-- Problem details --
Reproduce the data in full, exactly.

-- Data records --

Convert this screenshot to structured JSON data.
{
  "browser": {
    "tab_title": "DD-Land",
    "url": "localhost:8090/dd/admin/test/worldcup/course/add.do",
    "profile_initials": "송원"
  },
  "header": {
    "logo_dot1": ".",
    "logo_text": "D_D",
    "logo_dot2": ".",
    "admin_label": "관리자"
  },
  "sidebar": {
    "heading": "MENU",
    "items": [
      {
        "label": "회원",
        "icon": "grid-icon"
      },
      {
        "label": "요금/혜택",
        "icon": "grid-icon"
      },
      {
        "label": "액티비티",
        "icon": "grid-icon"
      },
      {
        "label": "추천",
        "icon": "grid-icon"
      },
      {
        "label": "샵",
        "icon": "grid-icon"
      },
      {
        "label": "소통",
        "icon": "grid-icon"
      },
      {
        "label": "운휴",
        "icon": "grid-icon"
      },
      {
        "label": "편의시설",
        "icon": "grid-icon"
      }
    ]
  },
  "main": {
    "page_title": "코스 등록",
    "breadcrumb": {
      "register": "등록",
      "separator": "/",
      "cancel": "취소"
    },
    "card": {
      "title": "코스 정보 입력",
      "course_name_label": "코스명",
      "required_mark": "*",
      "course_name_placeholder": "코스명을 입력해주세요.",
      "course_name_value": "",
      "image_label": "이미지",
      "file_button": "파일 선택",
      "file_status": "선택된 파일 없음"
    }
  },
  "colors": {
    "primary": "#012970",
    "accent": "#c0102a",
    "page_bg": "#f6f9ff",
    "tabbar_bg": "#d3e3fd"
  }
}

-- Exercise solution --
Convert this screenshot to structured JSON data.
{
  "browser": {
    "tab_title": "DD-Land",
    "url": "localhost:8090/dd/admin/test/worldcup/course/add.do",
    "profile_initials": "송원"
  },
  "header": {
    "logo_dot1": ".",
    "logo_text": "D_D",
    "logo_dot2": ".",
    "admin_label": "관리자"
  },
  "sidebar": {
    "heading": "MENU",
    "items": [
      {
        "label": "회원",
        "icon": "grid-icon"
      },
      {
        "label": "요금/혜택",
        "icon": "grid-icon"
      },
      {
        "label": "액티비티",
        "icon": "grid-icon"
      },
      {
        "label": "추천",
        "icon": "grid-icon"
      },
      {
        "label": "샵",
        "icon": "grid-icon"
      },
      {
        "label": "소통",
        "icon": "grid-icon"
      },
      {
        "label": "운휴",
        "icon": "grid-icon"
      },
      {
        "label": "편의시설",
        "icon": "grid-icon"
      }
    ]
  },
  "main": {
    "page_title": "코스 등록",
    "breadcrumb": {
      "register": "등록",
      "separator": "/",
      "cancel": "취소"
    },
    "card": {
      "title": "코스 정보 입력",
      "course_name_label": "코스명",
      "required_mark": "*",
      "course_name_placeholder": "코스명을 입력해주세요.",
      "course_name_value": "",
      "image_label": "이미지",
      "file_button": "파일 선택",
      "file_status": "선택된 파일 없음"
    }
  },
  "colors": {
    "primary": "#012970",
    "accent": "#c0102a",
    "page_bg": "#f6f9ff",
    "tabbar_bg": "#d3e3fd"
  }
}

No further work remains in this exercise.